| YOUR GOAL |
Wherever the word "devices" occurs in the lines below, copy the whole line.

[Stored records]
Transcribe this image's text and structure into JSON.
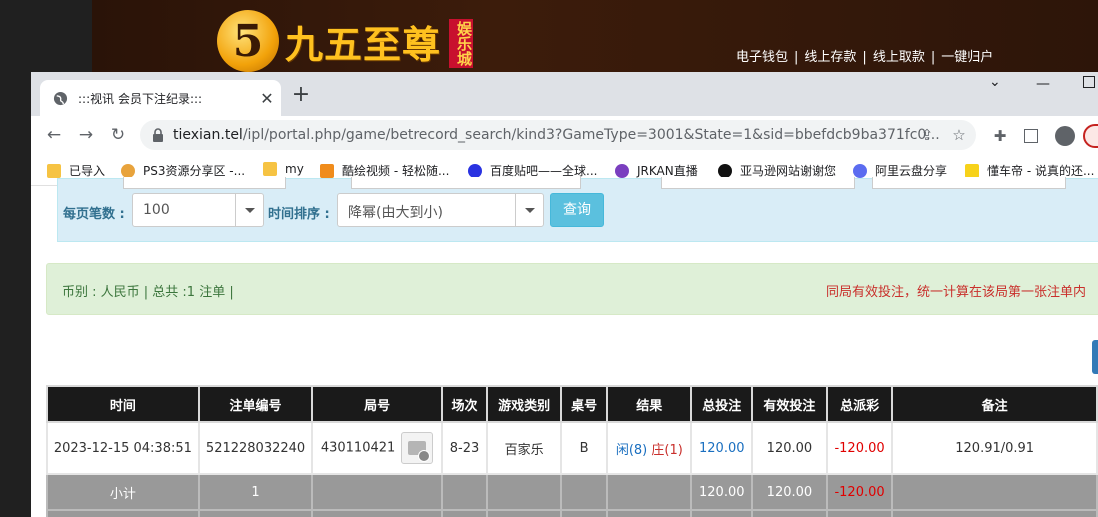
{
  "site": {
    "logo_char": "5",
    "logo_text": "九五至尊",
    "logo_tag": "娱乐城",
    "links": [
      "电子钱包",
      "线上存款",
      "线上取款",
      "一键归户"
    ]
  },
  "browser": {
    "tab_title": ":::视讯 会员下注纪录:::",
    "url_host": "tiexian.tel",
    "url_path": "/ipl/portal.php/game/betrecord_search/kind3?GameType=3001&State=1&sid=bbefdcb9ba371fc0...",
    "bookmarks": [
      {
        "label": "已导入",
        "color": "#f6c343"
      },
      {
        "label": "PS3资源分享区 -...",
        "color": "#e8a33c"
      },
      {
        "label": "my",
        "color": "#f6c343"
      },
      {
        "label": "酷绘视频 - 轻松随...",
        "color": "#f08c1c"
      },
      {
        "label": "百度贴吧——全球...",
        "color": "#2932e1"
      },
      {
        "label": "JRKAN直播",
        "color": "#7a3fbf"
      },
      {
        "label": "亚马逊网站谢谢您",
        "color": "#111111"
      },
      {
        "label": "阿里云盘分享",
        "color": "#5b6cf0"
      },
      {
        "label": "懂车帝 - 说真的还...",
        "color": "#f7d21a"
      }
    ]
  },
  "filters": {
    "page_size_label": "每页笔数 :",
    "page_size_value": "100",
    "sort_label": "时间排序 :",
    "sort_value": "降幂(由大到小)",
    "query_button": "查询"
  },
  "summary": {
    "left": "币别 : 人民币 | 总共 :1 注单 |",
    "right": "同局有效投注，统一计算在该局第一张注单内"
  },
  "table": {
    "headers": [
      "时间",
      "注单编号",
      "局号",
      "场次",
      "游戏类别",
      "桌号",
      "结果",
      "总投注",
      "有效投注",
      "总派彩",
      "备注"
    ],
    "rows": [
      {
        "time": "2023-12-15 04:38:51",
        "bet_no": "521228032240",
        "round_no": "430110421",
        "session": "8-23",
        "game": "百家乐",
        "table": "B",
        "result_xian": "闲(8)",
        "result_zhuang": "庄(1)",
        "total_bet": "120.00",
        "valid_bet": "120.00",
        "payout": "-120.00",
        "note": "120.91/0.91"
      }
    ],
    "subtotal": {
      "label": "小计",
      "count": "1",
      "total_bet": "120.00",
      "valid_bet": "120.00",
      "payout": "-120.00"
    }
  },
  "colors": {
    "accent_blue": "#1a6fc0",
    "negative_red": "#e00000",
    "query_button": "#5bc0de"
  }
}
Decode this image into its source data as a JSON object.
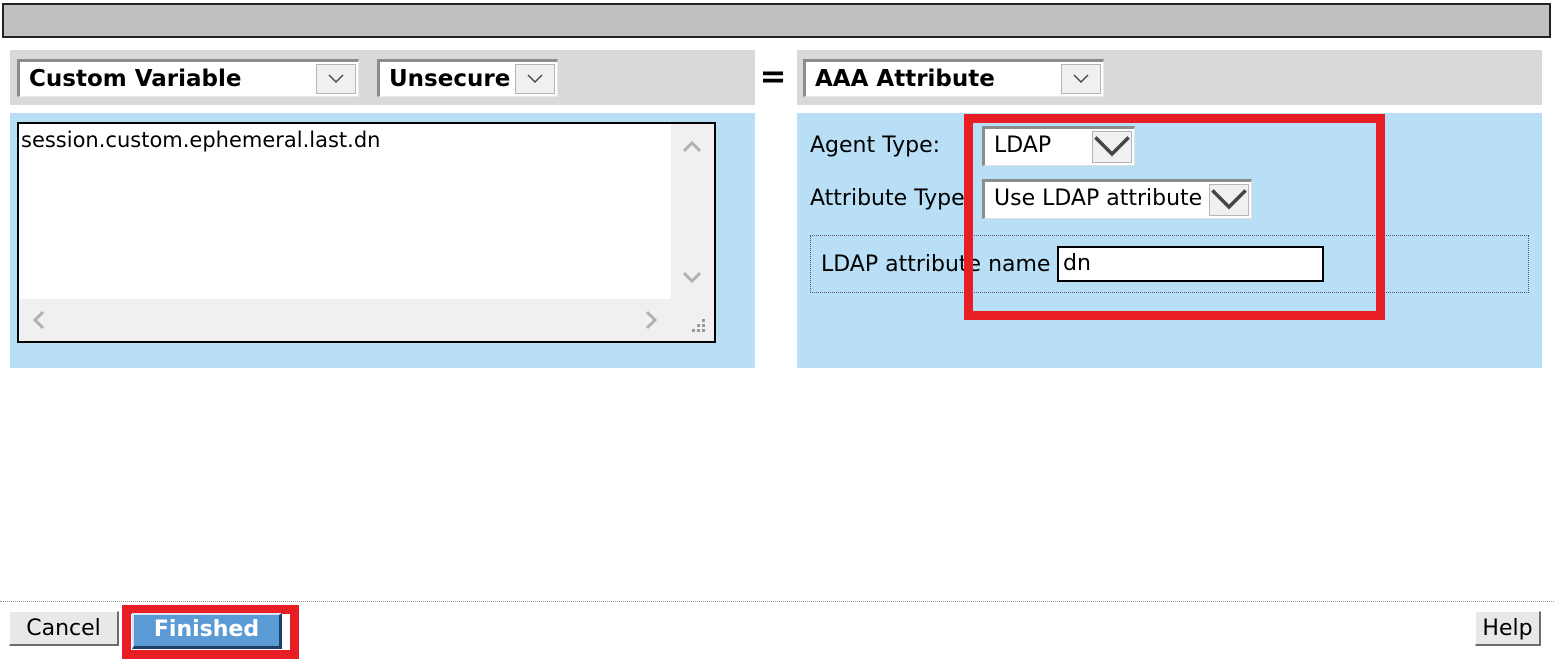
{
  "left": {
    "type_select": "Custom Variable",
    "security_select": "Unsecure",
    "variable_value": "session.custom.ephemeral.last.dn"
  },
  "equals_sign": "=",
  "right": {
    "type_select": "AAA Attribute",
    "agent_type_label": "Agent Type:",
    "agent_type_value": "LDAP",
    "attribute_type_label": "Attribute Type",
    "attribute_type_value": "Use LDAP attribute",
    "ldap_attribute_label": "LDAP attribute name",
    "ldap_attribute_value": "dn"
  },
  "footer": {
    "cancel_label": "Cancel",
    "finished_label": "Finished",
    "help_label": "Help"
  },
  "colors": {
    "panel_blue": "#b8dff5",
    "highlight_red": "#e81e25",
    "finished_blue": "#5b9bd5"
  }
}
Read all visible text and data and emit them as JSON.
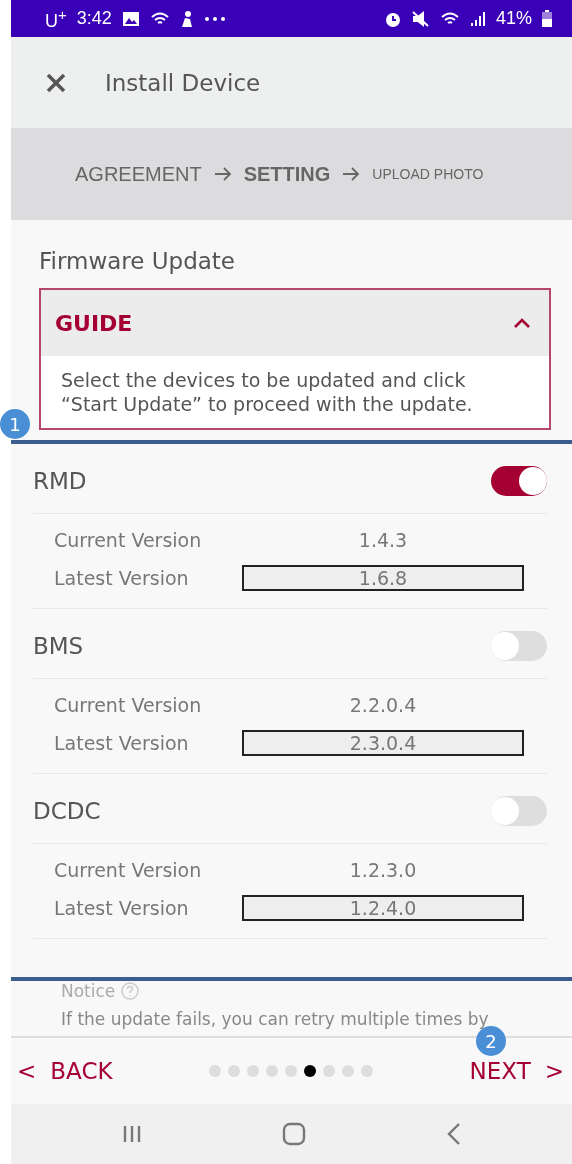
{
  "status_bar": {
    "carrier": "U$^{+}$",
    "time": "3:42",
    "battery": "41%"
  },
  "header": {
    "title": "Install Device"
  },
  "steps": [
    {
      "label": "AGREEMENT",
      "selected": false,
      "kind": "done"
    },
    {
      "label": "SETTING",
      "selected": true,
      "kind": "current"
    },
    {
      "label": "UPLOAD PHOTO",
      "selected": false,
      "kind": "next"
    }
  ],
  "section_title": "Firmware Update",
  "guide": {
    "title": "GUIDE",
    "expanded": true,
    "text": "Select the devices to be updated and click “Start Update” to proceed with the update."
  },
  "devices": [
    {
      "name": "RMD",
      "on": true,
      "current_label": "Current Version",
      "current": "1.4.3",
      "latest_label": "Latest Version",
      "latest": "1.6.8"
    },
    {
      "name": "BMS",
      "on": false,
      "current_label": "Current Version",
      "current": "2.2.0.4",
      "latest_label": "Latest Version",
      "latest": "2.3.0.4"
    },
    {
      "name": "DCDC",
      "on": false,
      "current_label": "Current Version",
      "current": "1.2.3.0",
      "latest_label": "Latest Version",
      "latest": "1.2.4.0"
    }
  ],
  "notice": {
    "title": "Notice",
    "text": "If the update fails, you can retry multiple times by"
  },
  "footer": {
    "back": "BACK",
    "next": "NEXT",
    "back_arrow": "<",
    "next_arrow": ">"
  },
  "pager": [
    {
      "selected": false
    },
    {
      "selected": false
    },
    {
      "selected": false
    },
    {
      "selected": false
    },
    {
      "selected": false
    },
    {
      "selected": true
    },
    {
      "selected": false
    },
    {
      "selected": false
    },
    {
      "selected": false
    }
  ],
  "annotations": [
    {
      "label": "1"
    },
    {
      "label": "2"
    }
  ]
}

| SOLUTION TO THE EXERCISE |
    "text": "Select the devices to be updated and click “Start Update” to proceed with the update."
  "devices": [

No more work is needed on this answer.